Many taxpayers jumped into virtual currency investing during 2017. They might now be asking themselves: Will the IRS know if I made money with Bitcoin (or other virtual currencies)? Do I have to report my gains or losses? Are virtual currency transactions reportable? Yes, Yes and Yes.
Here are what IRS states regarding virtual currency:
- Bitcoins are not a currency. They are considered personal property and taxed as a capital asset.
- If a Bitcoin is converted into currency and there is a gain, it is subject to capital gain.
- If goods or services are purchased with Bitcoins, the taxpayer must also account for the gains.
- A taxpayer that receives Bitcoin as payment for goods or services must include the fair market value of the digital currency received measured in USD in the gross income on the date of the receipt.
- Digital currency that is held and then sold at a gain is subject to either long- or short-term capital gains tax.
- A taxpayer, who holds digital currency for sale in a trade or business, is subject to ordinary gain or loss upon sale.
- Digital currency is recognized income immediately at the fair market value. This income could be subject to self-employment tax
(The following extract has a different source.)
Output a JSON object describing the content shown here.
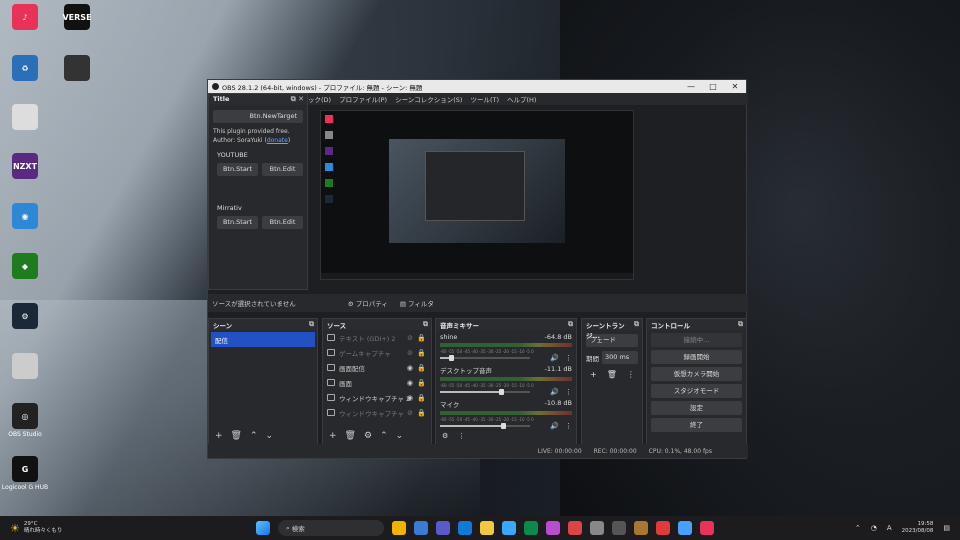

According to the IRS, the general tax principles that apply to “property” transactions are:
- Wages paid to employees using virtual currency are taxable to the employee, must be reported by an employer on a Form W-2, and are subject to federal income tax withholding and payroll taxes.
- Payments using virtual currency made to independent contractors and other service providers are taxable and self-employment tax rules generally apply. Payers must issue Form 1099.
- The character of gain or loss from the sale or exchange of virtual currency depends on whether the virtual currency is a capital asset in the hands of the taxpayer.
- A payment made using virtual currency is subject to information reporting to the same extent as any other payment made with property.
Many Bitcoin investors do not receive appropriate tax advice relating to their virtual currency transactions. Some investors believe that virtual currency transactions are beyond the control and supervision of the government. There are also investors that are under the impression that they can obtain “good advice” on a chatroom or through a web search. Rather, taxpayers investing, making payments or receiving payment in virtual currency ought to consult a credible tax specialist.
For the “virtual currency investor” that thinks that he or she can go “undetected,” on October 2017, the IRS formally launched a new International Tax Enforcement Group dedicated to working significant international tax cases. The group will consolidate under one umbrella, subject experts that have worked cases of international tax compliance. The U.S. Department of Justice Tax Division will provide support to this group. The use of data analytics is critical to the success of the group; which will benefit from information sourced through:
- The Bank Secrecy Act (BSA)
- The Offshore Voluntary Disclosure Program
- The Panama Papers
- IRS “John Doe” summons against Coinbase (a U.S.-based Bitcoin exchange) requiring Coinbase to turn over the tax identifying information of 14,000 accounts
Why Is This Important?
The IRS and the DOJ have accumulated substantial data analytics which they plan to use to increase their focus on virtual currencies. Both the IRS and the DOJ have stated that virtual currency can be a method to evade taxes. From 2013 to 2015, the IRS reported that only approximately 800 to 900 taxpayers reported Bitcoin transactions. This insignificant number of reported Bitcoin transactions indicates significant noncompliance to the government agencies. As a result, the IRS and DOJ will “follow the money” and utilize all of the resources available, particularly in the new International Tax Enforcement Group. Currently there are attachés on the ground in Barbados, Bogota, Frankfurt, The Hague (Europol headquarters), Hong Kong, London, Mexico City, Ottawa, Panama City and Sydney.
Amnesty for Virtual Currency? Not Yet. Best to Come Forward First.
International tax enforcement is a key priority for the United States. The United States has collected a vault of valuable information over the years. Via data analytics, the IRS is going to leverage resources, knowledge and expertise. IRS tax attachés in foreign countries working in tandem with foreign government officials will also assist the IRS.
U.S. taxpayers that have unreported virtual currency transactions as well as unreported assets are advised to come forward first. Out of compliance Taxpayers are ineligible for IRS tax amnesty programs (offshore voluntary disclosure program—OVDP or the streamlined filing compliance procedures—streamlined) if they are identified first.If a taxpayer’s name is identified by FATCA reporting, an “IRS summons” or any other third-party information, the taxpayer will not be able to participate in an OVDP or streamlined program.
Don’t be a victim of your own making. The OVDP and streamlined procedures could be potential options for out of compliance virtual currency taxpayers. Domestic voluntary disclosures could also assist where domestic virtual currency transactions are out of compliance. Consult your tax specialist now.
Stanley Foodman is president and CEO of Foodman CPAs & Advisors in Miami.